The work of Freddie Harrel is about fighting the way women are pigeonholed into ‘types’ and ‘kinds’, so I know it’s clichè, but I’m telling you – she really is a one-of-a-kind woman.
Freddie’s blog is about so much more than personal style. She teaches ‘She UNLEASHED’ workshops, gives talks, and makes videos that are all about self-acceptance and breaking down the barriers that are in the way of women reaching their full potential.
If you’re like me, you approach all these “self-help” and “self-discovery” ideas with a healthy dose of cynicism, but holy moly, Freddie practices what she preaches and the proof is right in front of you. Watch her videos, read about her journey, and take a look at how unleashed this woman is. It makes you want to learn more.
In craving to understand how Freddie came to be such a wonderful, powerhouse woman, I began to understand myself.
Freddie used to be an ASOS stylist and that was when a lot of ideas for She Unleashed emerged:
“I used to help women shop through the stylist interface, and I realised that many of them were just like I used to be: dressing to look like the person they wanted to be perceived as, and not themselves.”
We spoke a lot about how dangerous social media can be – encouraging women to constantly compare themselves to each other. Freddie said that her core message is that each one of us is so complex, made up of so many delightful different parts and personalities that are so easy to overlook, that there is no baseline from which we can compare each other.
Her messages for women about empowerment and self-acceptance appear on her blog alongside thoughtful pieces about feminism and girl gangs. One of my favourite things about her blog is how it feels like you’re on the journey with her.
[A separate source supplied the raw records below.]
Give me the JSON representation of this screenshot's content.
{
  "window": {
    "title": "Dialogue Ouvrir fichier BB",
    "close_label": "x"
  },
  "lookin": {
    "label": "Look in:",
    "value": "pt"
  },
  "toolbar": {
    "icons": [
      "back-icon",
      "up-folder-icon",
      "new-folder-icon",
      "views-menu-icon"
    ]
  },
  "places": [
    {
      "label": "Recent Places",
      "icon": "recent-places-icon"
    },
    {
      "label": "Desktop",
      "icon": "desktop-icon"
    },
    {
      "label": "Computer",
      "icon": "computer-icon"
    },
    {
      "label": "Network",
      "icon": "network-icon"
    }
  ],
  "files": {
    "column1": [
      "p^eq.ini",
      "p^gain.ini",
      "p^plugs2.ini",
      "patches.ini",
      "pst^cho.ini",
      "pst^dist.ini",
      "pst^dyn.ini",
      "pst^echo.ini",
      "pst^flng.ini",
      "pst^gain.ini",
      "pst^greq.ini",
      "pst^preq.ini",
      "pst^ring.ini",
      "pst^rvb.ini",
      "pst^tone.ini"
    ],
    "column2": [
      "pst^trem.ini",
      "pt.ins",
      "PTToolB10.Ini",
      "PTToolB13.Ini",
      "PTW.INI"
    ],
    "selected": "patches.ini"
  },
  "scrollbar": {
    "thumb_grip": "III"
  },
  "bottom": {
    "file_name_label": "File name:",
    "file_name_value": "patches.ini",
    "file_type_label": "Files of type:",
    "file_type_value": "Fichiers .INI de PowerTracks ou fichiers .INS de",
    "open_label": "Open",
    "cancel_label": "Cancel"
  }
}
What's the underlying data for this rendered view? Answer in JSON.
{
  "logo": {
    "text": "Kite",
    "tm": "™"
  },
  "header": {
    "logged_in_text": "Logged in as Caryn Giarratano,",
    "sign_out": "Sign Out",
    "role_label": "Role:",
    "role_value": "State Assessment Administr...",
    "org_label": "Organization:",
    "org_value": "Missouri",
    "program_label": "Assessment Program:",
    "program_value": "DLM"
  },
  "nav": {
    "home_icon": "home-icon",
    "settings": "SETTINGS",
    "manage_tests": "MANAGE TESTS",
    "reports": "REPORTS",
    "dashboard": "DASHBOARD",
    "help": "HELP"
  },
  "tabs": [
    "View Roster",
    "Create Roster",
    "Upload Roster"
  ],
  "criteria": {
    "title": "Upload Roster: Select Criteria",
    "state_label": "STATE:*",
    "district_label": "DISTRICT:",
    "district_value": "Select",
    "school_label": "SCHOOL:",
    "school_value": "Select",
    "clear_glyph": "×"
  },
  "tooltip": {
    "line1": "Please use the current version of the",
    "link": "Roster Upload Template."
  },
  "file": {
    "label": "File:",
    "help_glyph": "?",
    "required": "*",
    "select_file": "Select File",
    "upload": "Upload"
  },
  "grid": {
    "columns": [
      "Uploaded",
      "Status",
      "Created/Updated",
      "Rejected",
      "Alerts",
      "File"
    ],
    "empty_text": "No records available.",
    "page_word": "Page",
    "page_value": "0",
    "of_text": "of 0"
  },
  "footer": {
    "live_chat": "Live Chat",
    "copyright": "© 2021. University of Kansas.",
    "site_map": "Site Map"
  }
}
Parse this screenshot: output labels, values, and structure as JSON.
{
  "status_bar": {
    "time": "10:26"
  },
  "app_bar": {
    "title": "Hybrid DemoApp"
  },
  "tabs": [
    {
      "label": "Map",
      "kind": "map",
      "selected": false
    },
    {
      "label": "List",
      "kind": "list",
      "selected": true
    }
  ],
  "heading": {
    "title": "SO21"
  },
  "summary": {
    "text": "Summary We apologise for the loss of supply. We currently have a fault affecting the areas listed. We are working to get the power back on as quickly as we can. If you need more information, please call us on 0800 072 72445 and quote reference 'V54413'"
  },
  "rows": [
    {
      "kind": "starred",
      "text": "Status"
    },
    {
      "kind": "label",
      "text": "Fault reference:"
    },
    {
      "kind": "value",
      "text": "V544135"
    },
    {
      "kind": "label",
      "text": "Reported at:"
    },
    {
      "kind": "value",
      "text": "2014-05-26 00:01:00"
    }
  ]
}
A while ago she posted about not knowing whether or not to call herself a feminist, and we’ve all been there before, so I asked her about it.
“I have no fear to call myself a feminist now.”
“I never really understood the backlash around it so I was nervous about that term, but now I’m more and more unapologetic about who I am and I actually don’t understand people who claim they’re not feminist.”
One of the other terms Freddie has coined is “Lady Guilt” and it’s a personal favourite. I remember watching her video about it and realising that all the feelings she was having – about clothes and her partner and about cleaning their apartment – were identical to mine. “Oh, the Lady Guilt! I think we all suffer with guilt, but women especially, we spend so much time beating ourselves up. Feeling or acting like we’re not doing enough, not performing enough – that’s definitely something I struggle with too.”
We finished on a topic I know she’s passionate about – diversity in fashion. I asked her if she had any opinions or experiences she’d like to share as a woman of colour in the industry and, true to Freddie form, she didn’t hold back.
“It’s a tricky thing because I think that everyone gets used in the end. There are brands that clearly approach me so they can tap into the black market, but I guess blonde girls are used the same way too.”
What really makes her angry though, are brands who don’t use black models at all.
“What can possibly be the reason? We don’t sell? We’re not beautiful enough? It angers me but I also can’t help but feeling sorry for these brands. Black women are responsible for a big chunk of the global beauty spending, same for fashion. If brands don’t want to work with us, that’s their loss.”
When recently working with a French brand who make t-shirts, mostly with Beyonce, Kanye West and Drake lyrics, but don’t use black bloggers or models on their site, Freddie confronted them about it. “Do you know what their reply was? We’re just about to use an Asian model.” Not good enough.
“We’re beautiful and matter just as much. And if you’re in for the money, we have some too!”